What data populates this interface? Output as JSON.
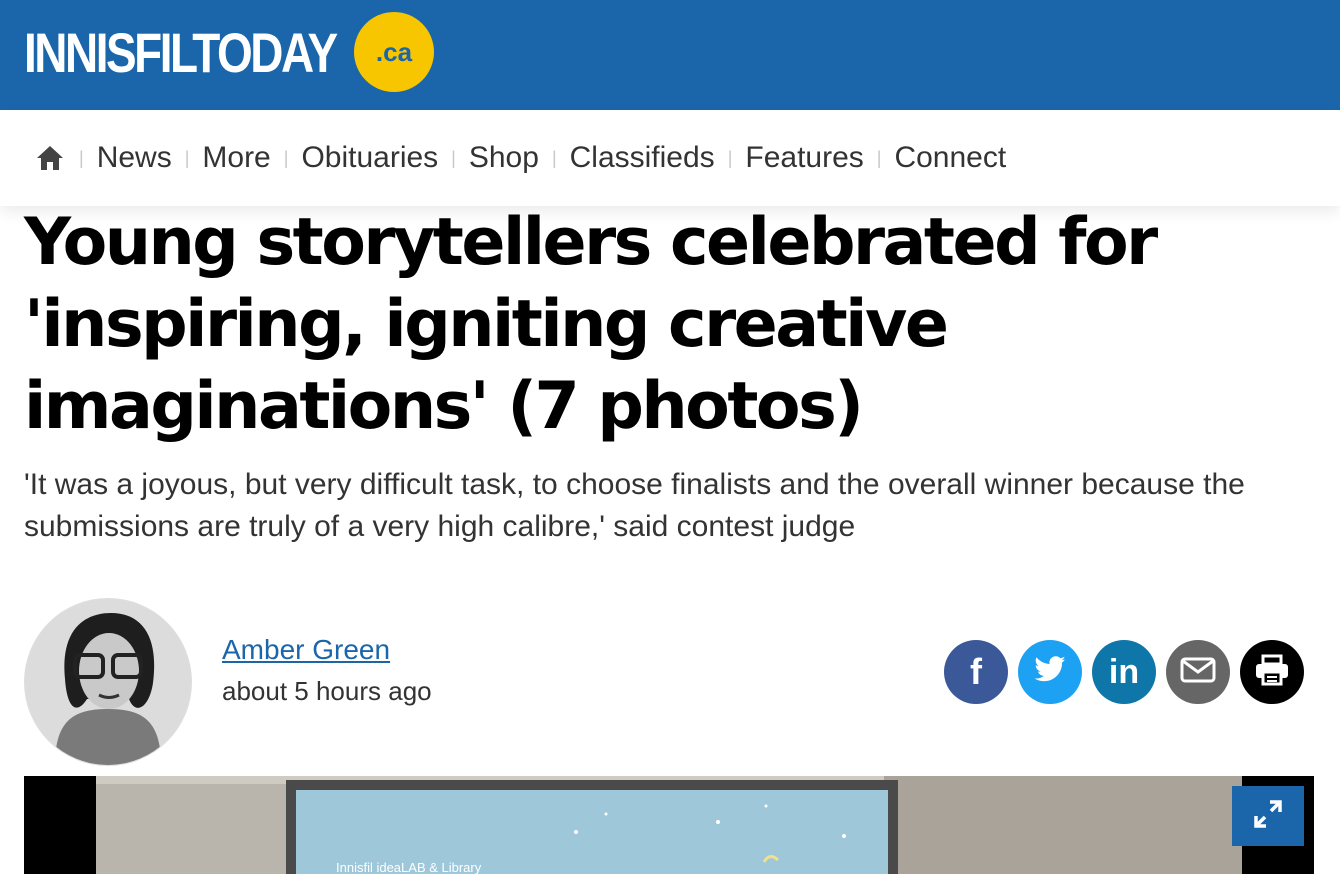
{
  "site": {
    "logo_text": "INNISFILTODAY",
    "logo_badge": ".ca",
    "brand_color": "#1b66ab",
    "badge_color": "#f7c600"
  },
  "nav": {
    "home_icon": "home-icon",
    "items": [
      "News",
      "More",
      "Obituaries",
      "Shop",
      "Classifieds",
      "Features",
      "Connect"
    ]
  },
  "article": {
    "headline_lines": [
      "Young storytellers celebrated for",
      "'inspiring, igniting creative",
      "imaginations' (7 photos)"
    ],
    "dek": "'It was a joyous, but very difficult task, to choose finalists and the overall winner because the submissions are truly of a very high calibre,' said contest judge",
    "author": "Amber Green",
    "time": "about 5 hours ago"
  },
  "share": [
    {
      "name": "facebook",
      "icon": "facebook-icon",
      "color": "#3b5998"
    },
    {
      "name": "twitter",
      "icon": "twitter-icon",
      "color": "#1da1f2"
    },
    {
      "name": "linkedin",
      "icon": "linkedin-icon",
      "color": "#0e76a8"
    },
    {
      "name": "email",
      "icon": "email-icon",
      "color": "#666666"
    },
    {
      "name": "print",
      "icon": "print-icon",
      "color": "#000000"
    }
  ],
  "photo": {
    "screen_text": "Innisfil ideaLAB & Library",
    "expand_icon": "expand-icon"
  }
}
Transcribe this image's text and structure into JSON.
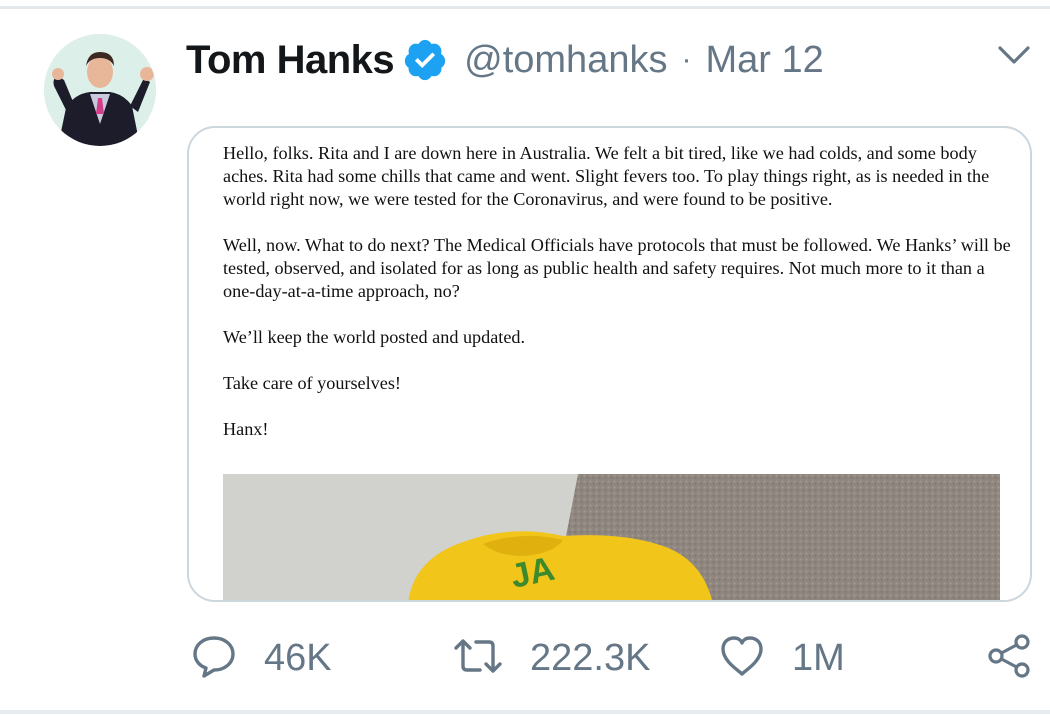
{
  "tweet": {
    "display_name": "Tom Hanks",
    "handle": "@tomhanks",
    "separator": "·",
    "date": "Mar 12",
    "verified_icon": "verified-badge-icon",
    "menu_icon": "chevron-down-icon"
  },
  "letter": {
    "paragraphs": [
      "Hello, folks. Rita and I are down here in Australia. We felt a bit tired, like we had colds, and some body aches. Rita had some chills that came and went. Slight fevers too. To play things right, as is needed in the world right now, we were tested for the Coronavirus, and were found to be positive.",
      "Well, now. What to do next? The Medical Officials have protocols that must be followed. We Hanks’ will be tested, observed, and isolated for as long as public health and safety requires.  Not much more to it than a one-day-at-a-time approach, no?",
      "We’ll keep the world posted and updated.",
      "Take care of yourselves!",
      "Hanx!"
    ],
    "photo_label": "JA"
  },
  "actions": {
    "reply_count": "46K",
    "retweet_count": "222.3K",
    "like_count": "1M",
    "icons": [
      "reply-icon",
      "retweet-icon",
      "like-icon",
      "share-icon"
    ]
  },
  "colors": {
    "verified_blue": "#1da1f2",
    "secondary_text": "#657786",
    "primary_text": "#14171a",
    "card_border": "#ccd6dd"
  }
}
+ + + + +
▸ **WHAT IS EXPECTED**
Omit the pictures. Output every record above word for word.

▸ **ANSWER BELOW**
What data populates this interface? Output as JSON.
{
  "site": {
    "logo_text": "INNISFILTODAY",
    "logo_badge": ".ca",
    "brand_color": "#1b66ab",
    "badge_color": "#f7c600"
  },
  "nav": {
    "home_icon": "home-icon",
    "items": [
      "News",
      "More",
      "Obituaries",
      "Shop",
      "Classifieds",
      "Features",
      "Connect"
    ]
  },
  "article": {
    "headline_lines": [
      "Young storytellers celebrated for",
      "'inspiring, igniting creative",
      "imaginations' (7 photos)"
    ],
    "dek": "'It was a joyous, but very difficult task, to choose finalists and the overall winner because the submissions are truly of a very high calibre,' said contest judge",
    "author": "Amber Green",
    "time": "about 5 hours ago"
  },
  "share": [
    {
      "name": "facebook",
      "icon": "facebook-icon",
      "color": "#3b5998"
    },
    {
      "name": "twitter",
      "icon": "twitter-icon",
      "color": "#1da1f2"
    },
    {
      "name": "linkedin",
      "icon": "linkedin-icon",
      "color": "#0e76a8"
    },
    {
      "name": "email",
      "icon": "email-icon",
      "color": "#666666"
    },
    {
      "name": "print",
      "icon": "print-icon",
      "color": "#000000"
    }
  ],
  "photo": {
    "screen_text": "Innisfil ideaLAB & Library",
    "expand_icon": "expand-icon"
  }
}
Transcribe this image's text and structure into JSON.
{
  "tweet": {
    "display_name": "Tom Hanks",
    "handle": "@tomhanks",
    "separator": "·",
    "date": "Mar 12",
    "verified_icon": "verified-badge-icon",
    "menu_icon": "chevron-down-icon"
  },
  "letter": {
    "paragraphs": [
      "Hello, folks. Rita and I are down here in Australia. We felt a bit tired, like we had colds, and some body aches. Rita had some chills that came and went. Slight fevers too. To play things right, as is needed in the world right now, we were tested for the Coronavirus, and were found to be positive.",
      "Well, now. What to do next? The Medical Officials have protocols that must be followed. We Hanks’ will be tested, observed, and isolated for as long as public health and safety requires.  Not much more to it than a one-day-at-a-time approach, no?",
      "We’ll keep the world posted and updated.",
      "Take care of yourselves!",
      "Hanx!"
    ],
    "photo_label": "JA"
  },
  "actions": {
    "reply_count": "46K",
    "retweet_count": "222.3K",
    "like_count": "1M",
    "icons": [
      "reply-icon",
      "retweet-icon",
      "like-icon",
      "share-icon"
    ]
  },
  "colors": {
    "verified_blue": "#1da1f2",
    "secondary_text": "#657786",
    "primary_text": "#14171a",
    "card_border": "#ccd6dd"
  }
}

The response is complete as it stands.